Each line of the listing that includes the string "should" is to be identified and copied.

§ **Listed records**
* * * * * * *

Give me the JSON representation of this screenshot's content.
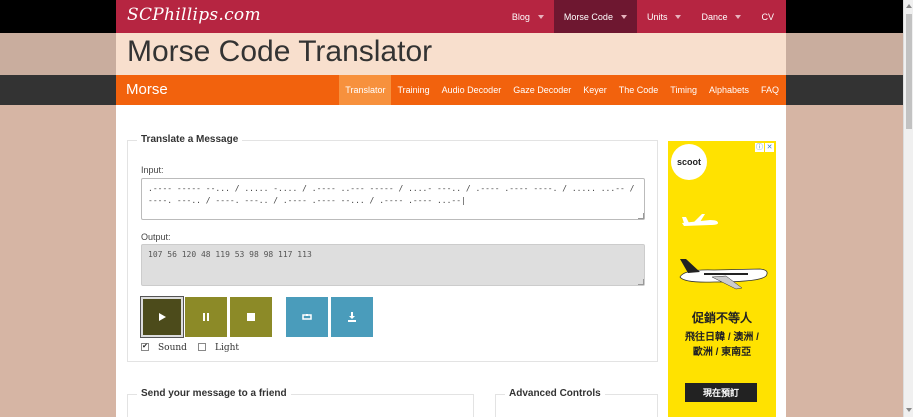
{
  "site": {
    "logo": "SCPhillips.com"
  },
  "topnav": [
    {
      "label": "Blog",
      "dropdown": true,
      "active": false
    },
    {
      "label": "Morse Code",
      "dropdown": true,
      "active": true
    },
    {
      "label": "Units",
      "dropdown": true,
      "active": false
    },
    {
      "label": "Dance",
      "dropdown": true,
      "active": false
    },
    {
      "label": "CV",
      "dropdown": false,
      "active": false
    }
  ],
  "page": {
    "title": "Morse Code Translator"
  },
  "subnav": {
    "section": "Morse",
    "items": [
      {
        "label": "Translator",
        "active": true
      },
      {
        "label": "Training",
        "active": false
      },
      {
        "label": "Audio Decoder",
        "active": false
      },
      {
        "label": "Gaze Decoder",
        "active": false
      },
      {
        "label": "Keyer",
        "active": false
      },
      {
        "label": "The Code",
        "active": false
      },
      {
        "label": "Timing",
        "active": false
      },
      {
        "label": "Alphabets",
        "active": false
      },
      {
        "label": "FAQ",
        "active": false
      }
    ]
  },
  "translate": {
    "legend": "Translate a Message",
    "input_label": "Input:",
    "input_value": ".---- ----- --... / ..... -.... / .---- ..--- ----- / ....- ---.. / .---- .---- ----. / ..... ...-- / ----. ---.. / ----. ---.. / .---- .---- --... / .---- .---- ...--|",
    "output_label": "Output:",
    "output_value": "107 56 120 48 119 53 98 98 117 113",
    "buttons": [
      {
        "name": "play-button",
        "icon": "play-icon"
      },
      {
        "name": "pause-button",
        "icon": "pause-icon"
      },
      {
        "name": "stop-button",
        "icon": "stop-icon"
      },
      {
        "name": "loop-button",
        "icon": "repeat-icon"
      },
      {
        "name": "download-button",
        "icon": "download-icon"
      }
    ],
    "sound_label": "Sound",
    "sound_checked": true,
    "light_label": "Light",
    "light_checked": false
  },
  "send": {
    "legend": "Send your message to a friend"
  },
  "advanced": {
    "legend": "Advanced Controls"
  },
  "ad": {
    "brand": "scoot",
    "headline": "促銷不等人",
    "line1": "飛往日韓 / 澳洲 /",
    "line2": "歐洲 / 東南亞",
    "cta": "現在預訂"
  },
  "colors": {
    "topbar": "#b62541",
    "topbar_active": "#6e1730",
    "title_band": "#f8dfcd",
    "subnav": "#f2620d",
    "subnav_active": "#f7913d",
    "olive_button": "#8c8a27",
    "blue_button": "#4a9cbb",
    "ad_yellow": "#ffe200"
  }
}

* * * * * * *

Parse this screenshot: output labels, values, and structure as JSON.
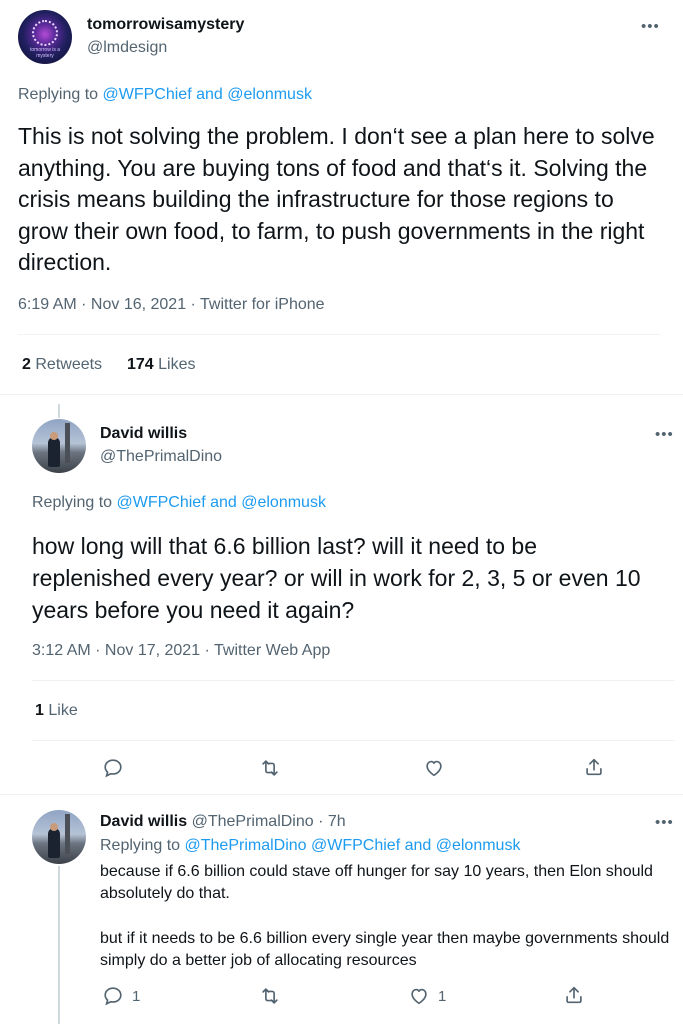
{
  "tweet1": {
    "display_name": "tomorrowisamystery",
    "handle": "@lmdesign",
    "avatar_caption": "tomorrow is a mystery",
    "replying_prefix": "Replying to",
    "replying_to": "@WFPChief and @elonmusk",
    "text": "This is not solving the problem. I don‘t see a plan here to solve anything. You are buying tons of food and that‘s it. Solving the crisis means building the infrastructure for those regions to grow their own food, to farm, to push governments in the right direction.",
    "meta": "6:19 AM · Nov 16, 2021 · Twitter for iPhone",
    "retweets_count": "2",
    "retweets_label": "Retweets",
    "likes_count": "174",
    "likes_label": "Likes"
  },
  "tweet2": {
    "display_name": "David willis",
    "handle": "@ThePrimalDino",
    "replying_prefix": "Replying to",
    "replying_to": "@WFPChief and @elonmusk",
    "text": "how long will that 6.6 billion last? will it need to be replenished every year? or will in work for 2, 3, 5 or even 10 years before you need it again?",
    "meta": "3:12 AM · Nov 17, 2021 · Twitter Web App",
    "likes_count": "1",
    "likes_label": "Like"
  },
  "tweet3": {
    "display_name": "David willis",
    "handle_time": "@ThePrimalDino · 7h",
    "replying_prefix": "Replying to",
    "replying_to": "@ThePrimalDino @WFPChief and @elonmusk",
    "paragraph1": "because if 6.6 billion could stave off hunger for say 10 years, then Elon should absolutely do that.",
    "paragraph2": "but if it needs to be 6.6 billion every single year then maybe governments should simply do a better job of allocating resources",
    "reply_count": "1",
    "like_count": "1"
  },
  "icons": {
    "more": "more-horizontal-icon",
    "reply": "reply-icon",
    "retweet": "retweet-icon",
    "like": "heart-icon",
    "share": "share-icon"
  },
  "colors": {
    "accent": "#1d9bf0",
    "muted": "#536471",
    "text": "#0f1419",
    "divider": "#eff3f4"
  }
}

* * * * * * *

§ **Output of the exercise**
    "paragraph1": "because if 6.6 billion could stave off hunger for say 10 years, then Elon should absolutely do that.",
    "paragraph2": "but if it needs to be 6.6 billion every single year then maybe governments should simply do a better job of allocating resources",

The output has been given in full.